WHAT TO DO: Pull every line holding the string "JSON" from the records below.

ENTRIES SHOWN:
-- Opening Marker --
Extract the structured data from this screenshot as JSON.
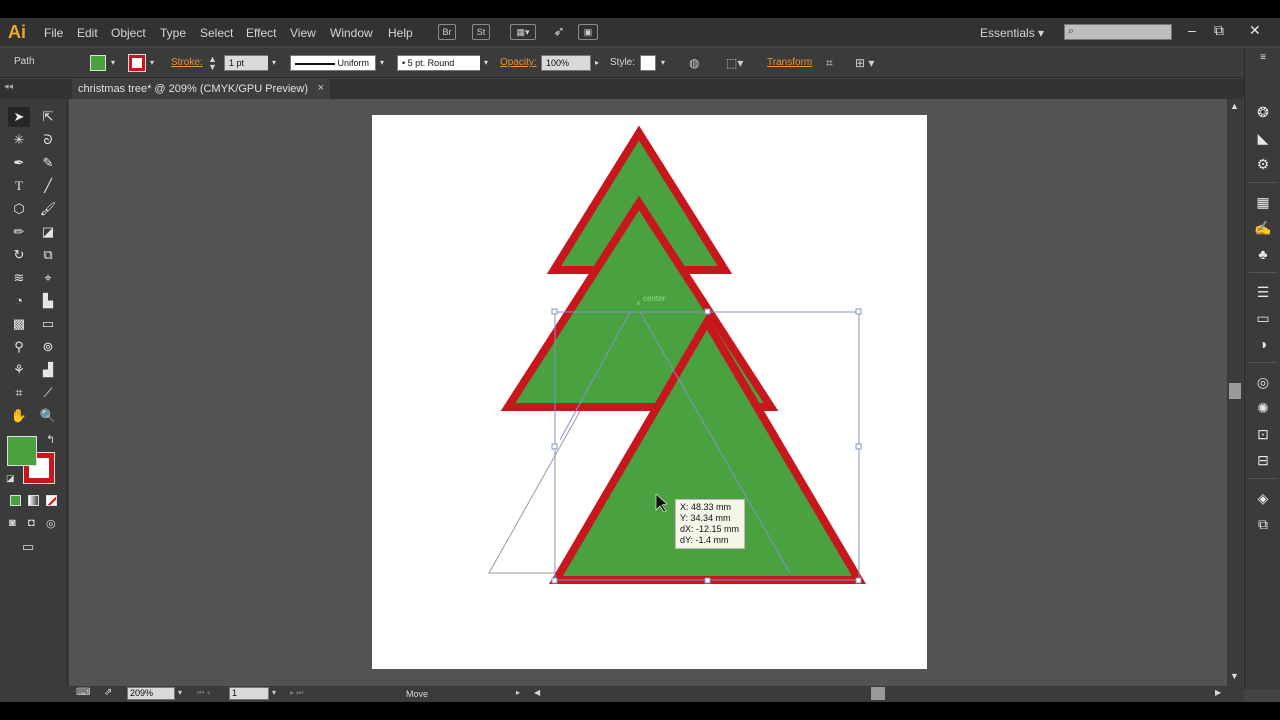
{
  "app": {
    "logo": "Ai"
  },
  "menu": [
    "File",
    "Edit",
    "Object",
    "Type",
    "Select",
    "Effect",
    "View",
    "Window",
    "Help"
  ],
  "menubar_icons": {
    "br": "Br",
    "st": "St"
  },
  "workspace": {
    "label": "Essentials"
  },
  "control_bar": {
    "selection_type": "Path",
    "stroke_label": "Stroke:",
    "stroke_weight": "1 pt",
    "profile": "Uniform",
    "brush": "5 pt. Round",
    "opacity_label": "Opacity:",
    "opacity_value": "100%",
    "style_label": "Style:",
    "transform_label": "Transform",
    "fill_color": "#4aa13f",
    "stroke_color": "#c8161d"
  },
  "document": {
    "tab_title": "christmas tree* @ 209% (CMYK/GPU Preview)"
  },
  "canvas": {
    "smart_guide_label": "center",
    "readout": {
      "x": "X: 48.33 mm",
      "y": "Y: 34.34 mm",
      "dx": "dX: -12.15 mm",
      "dy": "dY: -1.4 mm"
    },
    "tree_fill": "#4aa13f",
    "tree_stroke": "#c8161d"
  },
  "status_bar": {
    "zoom": "209%",
    "page": "1",
    "tool_status": "Move"
  }
}
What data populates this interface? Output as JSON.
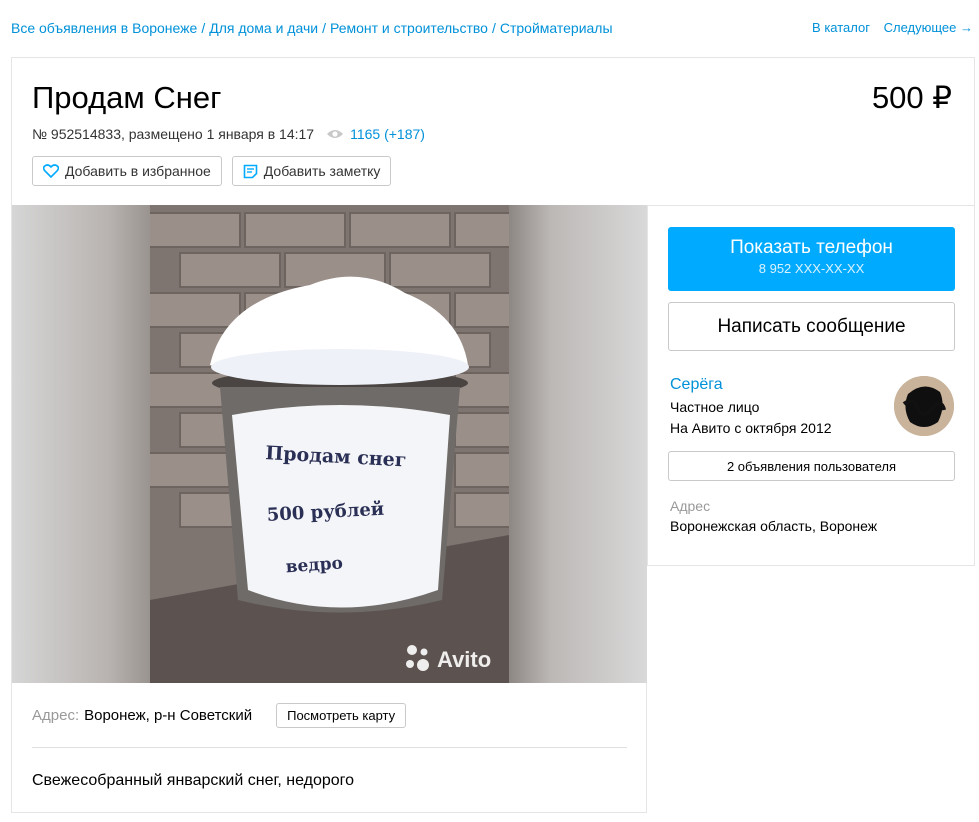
{
  "breadcrumb": {
    "items": [
      "Все объявления в Воронеже",
      "Для дома и дачи",
      "Ремонт и строительство",
      "Стройматериалы"
    ]
  },
  "topnav": {
    "catalog": "В каталог",
    "next": "Следующее →"
  },
  "listing": {
    "title": "Продам Снег",
    "price": "500 ₽",
    "meta": "№ 952514833, размещено 1 января в 14:17",
    "views": "1165 (+187)",
    "favorite_label": "Добавить в избранное",
    "note_label": "Добавить заметку",
    "watermark": "Avito",
    "bucket_text": [
      "Продам снег",
      "500 рублей",
      "ведро"
    ]
  },
  "location": {
    "label": "Адрес:",
    "value": "Воронеж, р-н Советский",
    "map_button": "Посмотреть карту"
  },
  "description": "Свежесобранный январский снег, недорого",
  "contact": {
    "phone_button": "Показать телефон",
    "phone_masked": "8 952 XXX-XX-XX",
    "message_button": "Написать сообщение"
  },
  "seller": {
    "name": "Серёга",
    "type": "Частное лицо",
    "since": "На Авито с октября 2012",
    "ads_button": "2 объявления пользователя",
    "address_label": "Адрес",
    "address_value": "Воронежская область, Воронеж"
  },
  "colors": {
    "link": "#0091d9",
    "phone_button": "#00aaff"
  }
}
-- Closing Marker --
ANSWER TO THIS EXERCISE:
Extract the structured data from this screenshot as JSON.
What data populates this interface? Output as JSON.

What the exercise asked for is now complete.